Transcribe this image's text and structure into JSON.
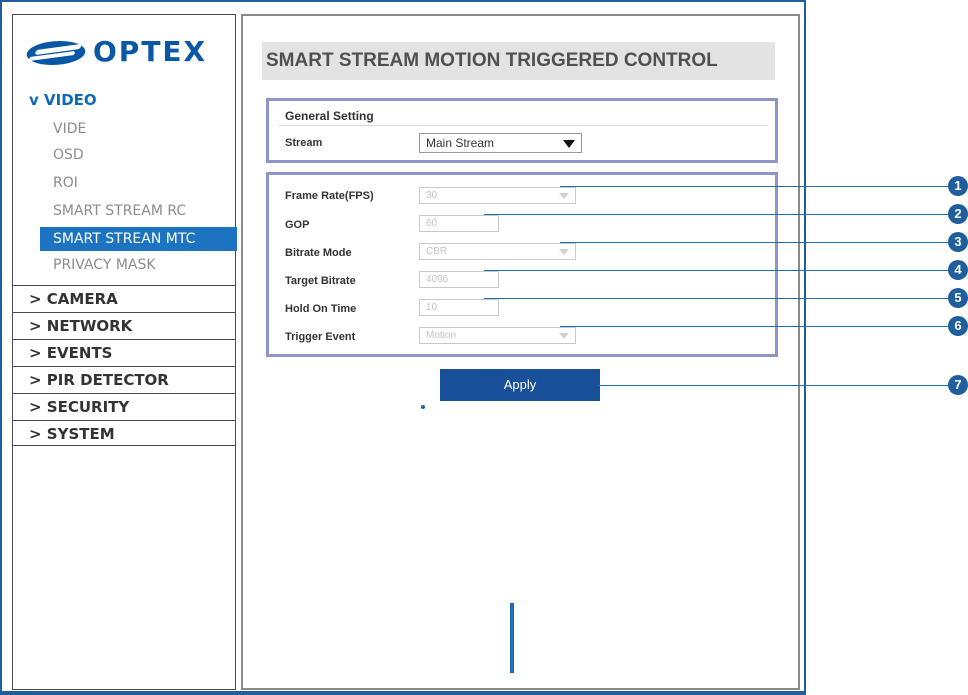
{
  "logo_text": "OPTEX",
  "sidebar": {
    "video_header": "v VIDEO",
    "video_items": [
      "VIDE",
      "OSD",
      "ROI",
      "SMART STREAM RC",
      "SMART STREAN MTC",
      "PRIVACY MASK"
    ],
    "active_item": "SMART STREAN MTC",
    "sections": [
      "> CAMERA",
      "> NETWORK",
      "> EVENTS",
      "> PIR DETECTOR",
      "> SECURITY",
      "> SYSTEM"
    ]
  },
  "page_title": "SMART STREAM MOTION TRIGGERED CONTROL",
  "general": {
    "title": "General Setting",
    "stream_label": "Stream",
    "stream_value": "Main Stream"
  },
  "settings": {
    "frame_rate": {
      "label": "Frame Rate(FPS)",
      "value": "30"
    },
    "gop": {
      "label": "GOP",
      "value": "60"
    },
    "bitrate_mode": {
      "label": "Bitrate Mode",
      "value": "CBR"
    },
    "target_bitrate": {
      "label": "Target Bitrate",
      "value": "4096"
    },
    "hold_on_time": {
      "label": "Hold On Time",
      "value": "10"
    },
    "trigger_event": {
      "label": "Trigger Event",
      "value": "Motion"
    }
  },
  "apply_label": "Apply",
  "callouts": [
    "1",
    "2",
    "3",
    "4",
    "5",
    "6",
    "7"
  ],
  "colors": {
    "accent": "#1f5f9e",
    "active_menu": "#1b73c2",
    "apply": "#174f99",
    "box_border": "#8f95c6"
  }
}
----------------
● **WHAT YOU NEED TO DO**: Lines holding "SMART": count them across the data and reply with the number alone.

● **ANSWER FOR THIS EXERCISE**: 4